Requirement:
Give the number of lines in the records below that contain the word "handle". State only that number.

Data about app and page elements:

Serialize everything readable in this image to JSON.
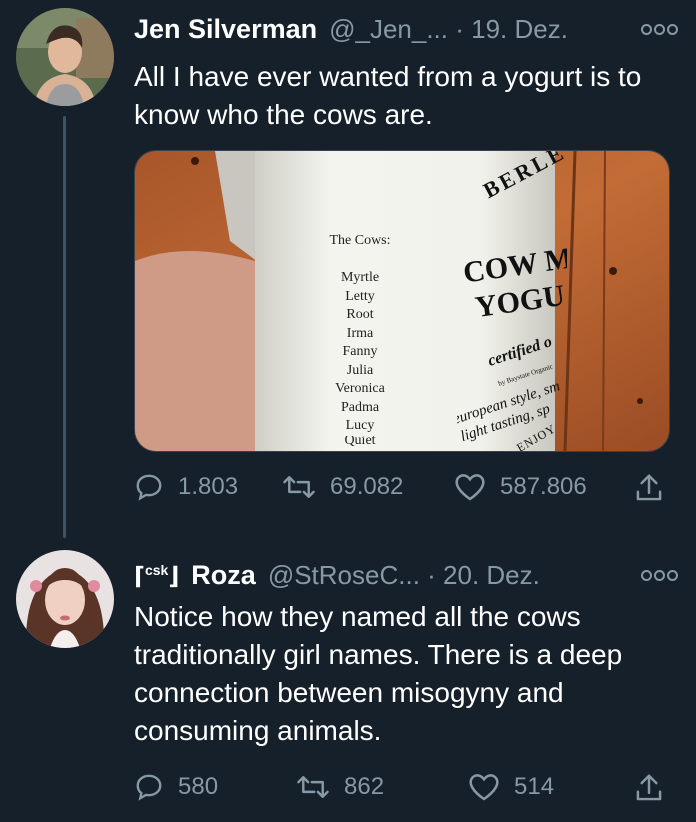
{
  "tweets": [
    {
      "name": "Jen Silverman",
      "handle": "@_Jen_... · 19. Dez.",
      "text": "All I have ever wanted from a yogurt is to know who the cows are.",
      "replies": "1.803",
      "retweets": "69.082",
      "likes": "587.806",
      "media": {
        "brand": "BERLE",
        "product_line1": "COW M",
        "product_line2": "YOGU",
        "certified": "certified o",
        "certified_by": "by Baystate Organic",
        "desc1": "european style, sm",
        "desc2": "light tasting, sp",
        "enjoy": "ENJOY",
        "cows_heading": "The Cows:",
        "cows": [
          "Myrtle",
          "Letty",
          "Root",
          "Irma",
          "Fanny",
          "Julia",
          "Veronica",
          "Padma",
          "Lucy",
          "Quiet"
        ]
      }
    },
    {
      "csk_prefix": "⌈",
      "csk_tag": "csk",
      "csk_suffix": "⌋",
      "name": "Roza",
      "handle": "@StRoseC... · 20. Dez.",
      "text": "Notice how they named all the cows traditionally girl names. There is a deep connection between misogyny and consuming animals.",
      "replies": "580",
      "retweets": "862",
      "likes": "514"
    }
  ],
  "colors": {
    "background": "#15202b",
    "secondary_text": "#8899a6",
    "thread_line": "#3d5466"
  },
  "icons": [
    "reply-icon",
    "retweet-icon",
    "like-icon",
    "share-icon",
    "more-icon"
  ]
}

Task answer:
2